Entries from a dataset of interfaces
· · · · · · ·
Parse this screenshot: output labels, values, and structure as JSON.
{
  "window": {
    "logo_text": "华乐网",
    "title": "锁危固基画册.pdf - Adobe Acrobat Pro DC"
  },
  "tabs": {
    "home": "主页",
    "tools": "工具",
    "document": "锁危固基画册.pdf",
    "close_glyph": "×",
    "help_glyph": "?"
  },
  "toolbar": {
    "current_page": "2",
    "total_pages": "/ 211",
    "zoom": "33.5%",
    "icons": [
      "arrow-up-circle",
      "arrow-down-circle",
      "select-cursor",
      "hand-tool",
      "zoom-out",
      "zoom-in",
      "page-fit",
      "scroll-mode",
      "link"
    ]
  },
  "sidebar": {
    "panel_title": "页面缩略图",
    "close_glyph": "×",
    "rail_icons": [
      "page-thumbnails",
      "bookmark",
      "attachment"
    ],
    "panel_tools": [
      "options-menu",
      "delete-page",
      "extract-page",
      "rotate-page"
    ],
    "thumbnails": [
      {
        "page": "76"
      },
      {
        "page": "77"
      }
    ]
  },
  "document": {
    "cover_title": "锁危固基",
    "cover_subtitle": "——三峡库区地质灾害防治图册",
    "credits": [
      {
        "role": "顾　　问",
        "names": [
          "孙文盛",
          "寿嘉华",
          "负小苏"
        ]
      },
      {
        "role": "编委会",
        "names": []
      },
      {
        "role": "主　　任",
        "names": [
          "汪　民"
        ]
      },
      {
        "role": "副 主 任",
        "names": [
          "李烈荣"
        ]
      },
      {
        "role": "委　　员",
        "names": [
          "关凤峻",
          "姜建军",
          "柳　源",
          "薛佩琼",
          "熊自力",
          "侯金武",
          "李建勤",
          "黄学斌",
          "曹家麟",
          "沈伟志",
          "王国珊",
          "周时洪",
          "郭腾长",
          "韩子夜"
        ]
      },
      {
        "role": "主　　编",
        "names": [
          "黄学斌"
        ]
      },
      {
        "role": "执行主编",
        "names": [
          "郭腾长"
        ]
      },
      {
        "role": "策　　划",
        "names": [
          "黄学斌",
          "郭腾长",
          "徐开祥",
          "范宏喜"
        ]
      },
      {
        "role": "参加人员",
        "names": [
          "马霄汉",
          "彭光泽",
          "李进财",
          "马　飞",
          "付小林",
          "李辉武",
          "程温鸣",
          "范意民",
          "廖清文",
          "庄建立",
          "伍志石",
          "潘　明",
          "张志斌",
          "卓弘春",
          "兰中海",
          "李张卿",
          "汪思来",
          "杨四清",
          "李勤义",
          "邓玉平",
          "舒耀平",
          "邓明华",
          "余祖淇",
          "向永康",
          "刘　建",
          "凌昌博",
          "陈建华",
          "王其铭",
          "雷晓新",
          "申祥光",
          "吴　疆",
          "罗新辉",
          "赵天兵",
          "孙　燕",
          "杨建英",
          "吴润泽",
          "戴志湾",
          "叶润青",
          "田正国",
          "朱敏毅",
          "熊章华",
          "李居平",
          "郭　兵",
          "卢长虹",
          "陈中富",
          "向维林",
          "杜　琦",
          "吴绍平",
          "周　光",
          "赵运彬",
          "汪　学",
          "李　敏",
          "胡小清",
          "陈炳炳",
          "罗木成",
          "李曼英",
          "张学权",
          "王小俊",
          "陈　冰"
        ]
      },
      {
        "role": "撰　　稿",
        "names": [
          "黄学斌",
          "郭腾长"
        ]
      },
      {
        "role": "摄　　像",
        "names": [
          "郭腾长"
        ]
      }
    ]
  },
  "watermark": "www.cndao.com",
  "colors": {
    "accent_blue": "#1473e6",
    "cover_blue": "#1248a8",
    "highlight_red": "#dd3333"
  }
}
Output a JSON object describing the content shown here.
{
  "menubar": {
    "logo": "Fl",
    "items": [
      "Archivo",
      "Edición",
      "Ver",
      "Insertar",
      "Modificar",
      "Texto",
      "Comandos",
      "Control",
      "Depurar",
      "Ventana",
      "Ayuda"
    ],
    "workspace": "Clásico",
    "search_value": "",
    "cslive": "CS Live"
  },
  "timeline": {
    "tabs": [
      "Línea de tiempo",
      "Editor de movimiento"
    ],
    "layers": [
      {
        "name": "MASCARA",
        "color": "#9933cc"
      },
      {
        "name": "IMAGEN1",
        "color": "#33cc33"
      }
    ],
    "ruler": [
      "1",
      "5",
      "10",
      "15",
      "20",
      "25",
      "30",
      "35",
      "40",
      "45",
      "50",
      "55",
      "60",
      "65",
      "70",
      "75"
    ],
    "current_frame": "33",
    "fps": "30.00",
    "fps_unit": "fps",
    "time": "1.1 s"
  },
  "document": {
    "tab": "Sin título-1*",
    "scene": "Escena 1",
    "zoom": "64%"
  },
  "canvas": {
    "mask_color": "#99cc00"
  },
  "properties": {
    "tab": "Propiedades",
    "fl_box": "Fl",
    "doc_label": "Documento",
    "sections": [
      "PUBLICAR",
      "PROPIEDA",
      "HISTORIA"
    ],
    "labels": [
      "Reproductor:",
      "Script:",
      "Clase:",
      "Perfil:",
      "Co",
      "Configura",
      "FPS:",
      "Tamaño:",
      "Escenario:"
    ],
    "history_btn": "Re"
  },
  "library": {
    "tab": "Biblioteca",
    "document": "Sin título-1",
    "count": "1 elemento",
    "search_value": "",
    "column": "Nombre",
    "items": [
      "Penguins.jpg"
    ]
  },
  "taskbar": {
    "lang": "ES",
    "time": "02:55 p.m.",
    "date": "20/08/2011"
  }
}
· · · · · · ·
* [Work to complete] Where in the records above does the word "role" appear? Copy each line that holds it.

* [Solved exercise]
        "role": "顾　　问",
        "role": "编委会",
        "role": "主　　任",
        "role": "副 主 任",
        "role": "委　　员",
        "role": "主　　编",
        "role": "执行主编",
        "role": "策　　划",
        "role": "参加人员",
        "role": "撰　　稿",
        "role": "摄　　像",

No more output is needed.